◆ WORK TASK:
Reproduce the records below exactly, leaving out any pictures.

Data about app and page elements

>>>

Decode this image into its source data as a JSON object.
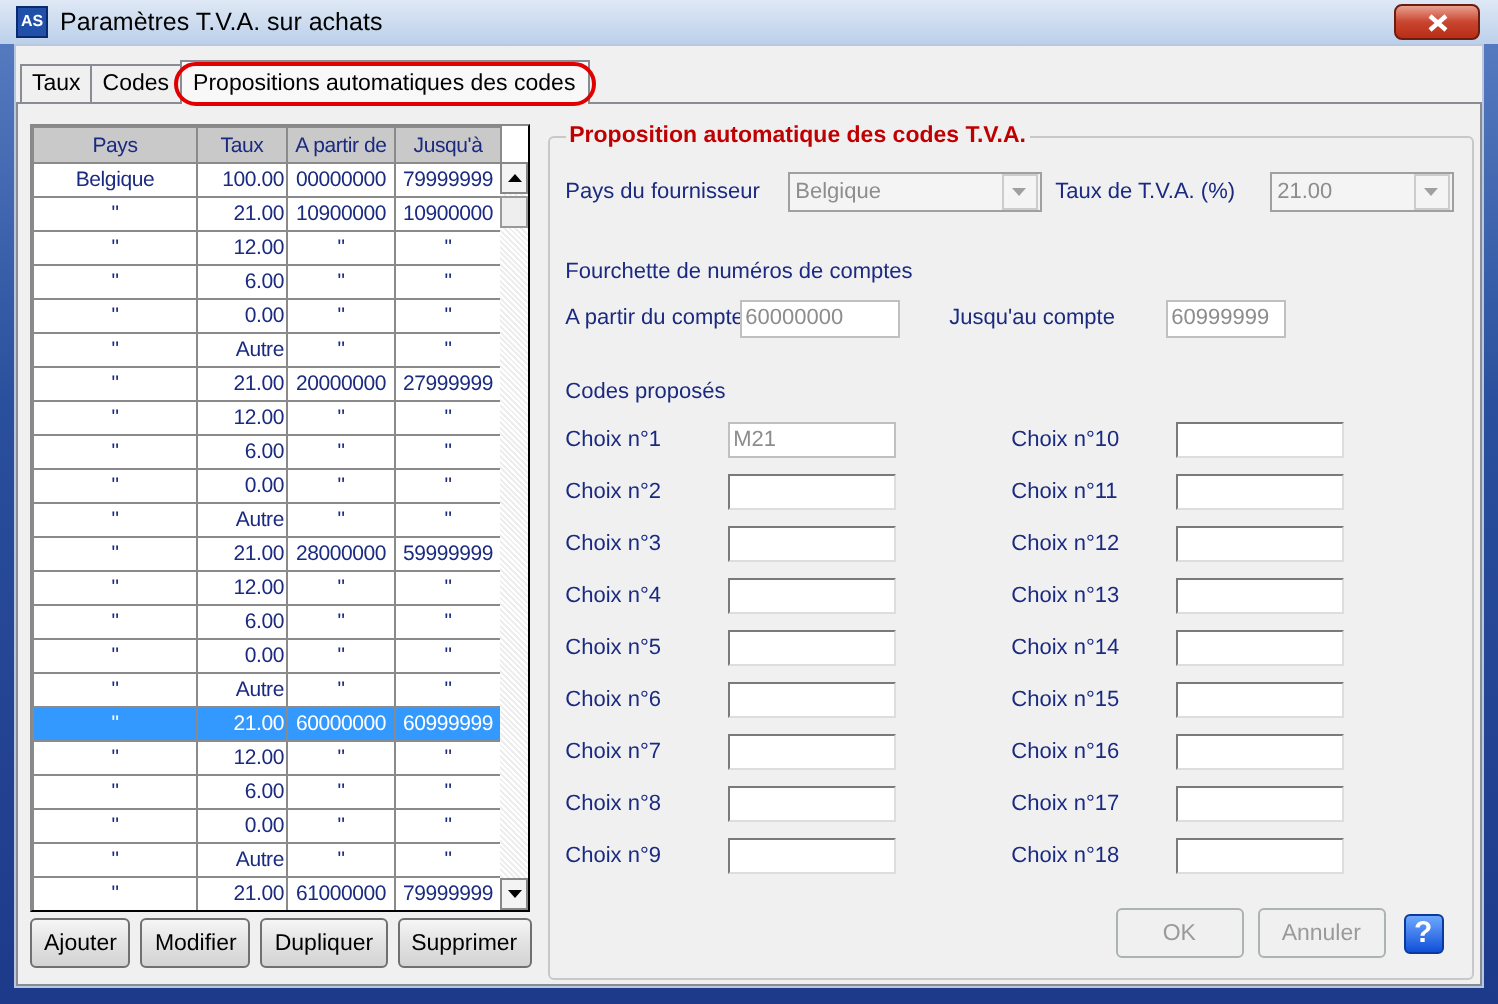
{
  "window": {
    "icon": "AS",
    "title": "Paramètres T.V.A. sur achats"
  },
  "tabs": [
    {
      "label": "Taux",
      "selected": false,
      "highlighted": false
    },
    {
      "label": "Codes",
      "selected": false,
      "highlighted": false
    },
    {
      "label": "Propositions automatiques des codes",
      "selected": true,
      "highlighted": true
    }
  ],
  "table": {
    "columns": [
      "Pays",
      "Taux",
      "A partir de",
      "Jusqu'à"
    ],
    "rows": [
      {
        "cells": [
          "Belgique",
          "100.00",
          "00000000",
          "79999999"
        ],
        "selected": false
      },
      {
        "cells": [
          "\"",
          "21.00",
          "10900000",
          "10900000"
        ],
        "selected": false
      },
      {
        "cells": [
          "\"",
          "12.00",
          "\"",
          "\""
        ],
        "selected": false
      },
      {
        "cells": [
          "\"",
          "6.00",
          "\"",
          "\""
        ],
        "selected": false
      },
      {
        "cells": [
          "\"",
          "0.00",
          "\"",
          "\""
        ],
        "selected": false
      },
      {
        "cells": [
          "\"",
          "Autre",
          "\"",
          "\""
        ],
        "selected": false
      },
      {
        "cells": [
          "\"",
          "21.00",
          "20000000",
          "27999999"
        ],
        "selected": false
      },
      {
        "cells": [
          "\"",
          "12.00",
          "\"",
          "\""
        ],
        "selected": false
      },
      {
        "cells": [
          "\"",
          "6.00",
          "\"",
          "\""
        ],
        "selected": false
      },
      {
        "cells": [
          "\"",
          "0.00",
          "\"",
          "\""
        ],
        "selected": false
      },
      {
        "cells": [
          "\"",
          "Autre",
          "\"",
          "\""
        ],
        "selected": false
      },
      {
        "cells": [
          "\"",
          "21.00",
          "28000000",
          "59999999"
        ],
        "selected": false
      },
      {
        "cells": [
          "\"",
          "12.00",
          "\"",
          "\""
        ],
        "selected": false
      },
      {
        "cells": [
          "\"",
          "6.00",
          "\"",
          "\""
        ],
        "selected": false
      },
      {
        "cells": [
          "\"",
          "0.00",
          "\"",
          "\""
        ],
        "selected": false
      },
      {
        "cells": [
          "\"",
          "Autre",
          "\"",
          "\""
        ],
        "selected": false
      },
      {
        "cells": [
          "\"",
          "21.00",
          "60000000",
          "60999999"
        ],
        "selected": true
      },
      {
        "cells": [
          "\"",
          "12.00",
          "\"",
          "\""
        ],
        "selected": false
      },
      {
        "cells": [
          "\"",
          "6.00",
          "\"",
          "\""
        ],
        "selected": false
      },
      {
        "cells": [
          "\"",
          "0.00",
          "\"",
          "\""
        ],
        "selected": false
      },
      {
        "cells": [
          "\"",
          "Autre",
          "\"",
          "\""
        ],
        "selected": false
      },
      {
        "cells": [
          "\"",
          "21.00",
          "61000000",
          "79999999"
        ],
        "selected": false
      }
    ]
  },
  "table_buttons": [
    "Ajouter",
    "Modifier",
    "Dupliquer",
    "Supprimer"
  ],
  "group": {
    "title": "Proposition automatique des codes T.V.A.",
    "supplier_country": {
      "label": "Pays du fournisseur",
      "value": "Belgique",
      "disabled": true
    },
    "vat_rate": {
      "label": "Taux de T.V.A. (%)",
      "value": "21.00",
      "disabled": true
    },
    "range": {
      "title": "Fourchette de numéros de comptes",
      "from": {
        "label": "A partir du compte",
        "value": "60000000",
        "disabled": true
      },
      "to": {
        "label": "Jusqu'au compte",
        "value": "60999999",
        "disabled": true
      }
    },
    "codes": {
      "title": "Codes proposés",
      "choices": [
        {
          "label": "Choix n°1",
          "value": "M21",
          "disabled": true
        },
        {
          "label": "Choix n°2",
          "disabled": false
        },
        {
          "label": "Choix n°3",
          "disabled": false
        },
        {
          "label": "Choix n°4",
          "disabled": false
        },
        {
          "label": "Choix n°5",
          "disabled": false
        },
        {
          "label": "Choix n°6",
          "disabled": false
        },
        {
          "label": "Choix n°7",
          "disabled": false
        },
        {
          "label": "Choix n°8",
          "disabled": false
        },
        {
          "label": "Choix n°9",
          "disabled": false
        },
        {
          "label": "Choix n°10",
          "disabled": false
        },
        {
          "label": "Choix n°11",
          "disabled": false
        },
        {
          "label": "Choix n°12",
          "disabled": false
        },
        {
          "label": "Choix n°13",
          "disabled": false
        },
        {
          "label": "Choix n°14",
          "disabled": false
        },
        {
          "label": "Choix n°15",
          "disabled": false
        },
        {
          "label": "Choix n°16",
          "disabled": false
        },
        {
          "label": "Choix n°17",
          "disabled": false
        },
        {
          "label": "Choix n°18",
          "disabled": false
        }
      ]
    }
  },
  "buttons": [
    {
      "label": "OK",
      "disabled": true
    },
    {
      "label": "Annuler",
      "disabled": true
    }
  ],
  "help": {
    "label": "?"
  }
}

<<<

◆ ANSWER BELOW:
Decode this image into its source data as a JSON object.
{
  "window": {
    "icon": "AS",
    "title": "Paramètres T.V.A. sur achats"
  },
  "tabs": [
    {
      "label": "Taux",
      "selected": false,
      "highlighted": false
    },
    {
      "label": "Codes",
      "selected": false,
      "highlighted": false
    },
    {
      "label": "Propositions automatiques des codes",
      "selected": true,
      "highlighted": true
    }
  ],
  "table": {
    "columns": [
      "Pays",
      "Taux",
      "A partir de",
      "Jusqu'à"
    ],
    "rows": [
      {
        "cells": [
          "Belgique",
          "100.00",
          "00000000",
          "79999999"
        ],
        "selected": false
      },
      {
        "cells": [
          "\"",
          "21.00",
          "10900000",
          "10900000"
        ],
        "selected": false
      },
      {
        "cells": [
          "\"",
          "12.00",
          "\"",
          "\""
        ],
        "selected": false
      },
      {
        "cells": [
          "\"",
          "6.00",
          "\"",
          "\""
        ],
        "selected": false
      },
      {
        "cells": [
          "\"",
          "0.00",
          "\"",
          "\""
        ],
        "selected": false
      },
      {
        "cells": [
          "\"",
          "Autre",
          "\"",
          "\""
        ],
        "selected": false
      },
      {
        "cells": [
          "\"",
          "21.00",
          "20000000",
          "27999999"
        ],
        "selected": false
      },
      {
        "cells": [
          "\"",
          "12.00",
          "\"",
          "\""
        ],
        "selected": false
      },
      {
        "cells": [
          "\"",
          "6.00",
          "\"",
          "\""
        ],
        "selected": false
      },
      {
        "cells": [
          "\"",
          "0.00",
          "\"",
          "\""
        ],
        "selected": false
      },
      {
        "cells": [
          "\"",
          "Autre",
          "\"",
          "\""
        ],
        "selected": false
      },
      {
        "cells": [
          "\"",
          "21.00",
          "28000000",
          "59999999"
        ],
        "selected": false
      },
      {
        "cells": [
          "\"",
          "12.00",
          "\"",
          "\""
        ],
        "selected": false
      },
      {
        "cells": [
          "\"",
          "6.00",
          "\"",
          "\""
        ],
        "selected": false
      },
      {
        "cells": [
          "\"",
          "0.00",
          "\"",
          "\""
        ],
        "selected": false
      },
      {
        "cells": [
          "\"",
          "Autre",
          "\"",
          "\""
        ],
        "selected": false
      },
      {
        "cells": [
          "\"",
          "21.00",
          "60000000",
          "60999999"
        ],
        "selected": true
      },
      {
        "cells": [
          "\"",
          "12.00",
          "\"",
          "\""
        ],
        "selected": false
      },
      {
        "cells": [
          "\"",
          "6.00",
          "\"",
          "\""
        ],
        "selected": false
      },
      {
        "cells": [
          "\"",
          "0.00",
          "\"",
          "\""
        ],
        "selected": false
      },
      {
        "cells": [
          "\"",
          "Autre",
          "\"",
          "\""
        ],
        "selected": false
      },
      {
        "cells": [
          "\"",
          "21.00",
          "61000000",
          "79999999"
        ],
        "selected": false
      }
    ]
  },
  "table_buttons": [
    "Ajouter",
    "Modifier",
    "Dupliquer",
    "Supprimer"
  ],
  "group": {
    "title": "Proposition automatique des codes T.V.A.",
    "supplier_country": {
      "label": "Pays du fournisseur",
      "value": "Belgique",
      "disabled": true
    },
    "vat_rate": {
      "label": "Taux de T.V.A. (%)",
      "value": "21.00",
      "disabled": true
    },
    "range": {
      "title": "Fourchette de numéros de comptes",
      "from": {
        "label": "A partir du compte",
        "value": "60000000",
        "disabled": true
      },
      "to": {
        "label": "Jusqu'au compte",
        "value": "60999999",
        "disabled": true
      }
    },
    "codes": {
      "title": "Codes proposés",
      "choices": [
        {
          "label": "Choix n°1",
          "value": "M21",
          "disabled": true
        },
        {
          "label": "Choix n°2",
          "disabled": false
        },
        {
          "label": "Choix n°3",
          "disabled": false
        },
        {
          "label": "Choix n°4",
          "disabled": false
        },
        {
          "label": "Choix n°5",
          "disabled": false
        },
        {
          "label": "Choix n°6",
          "disabled": false
        },
        {
          "label": "Choix n°7",
          "disabled": false
        },
        {
          "label": "Choix n°8",
          "disabled": false
        },
        {
          "label": "Choix n°9",
          "disabled": false
        },
        {
          "label": "Choix n°10",
          "disabled": false
        },
        {
          "label": "Choix n°11",
          "disabled": false
        },
        {
          "label": "Choix n°12",
          "disabled": false
        },
        {
          "label": "Choix n°13",
          "disabled": false
        },
        {
          "label": "Choix n°14",
          "disabled": false
        },
        {
          "label": "Choix n°15",
          "disabled": false
        },
        {
          "label": "Choix n°16",
          "disabled": false
        },
        {
          "label": "Choix n°17",
          "disabled": false
        },
        {
          "label": "Choix n°18",
          "disabled": false
        }
      ]
    }
  },
  "buttons": [
    {
      "label": "OK",
      "disabled": true
    },
    {
      "label": "Annuler",
      "disabled": true
    }
  ],
  "help": {
    "label": "?"
  }
}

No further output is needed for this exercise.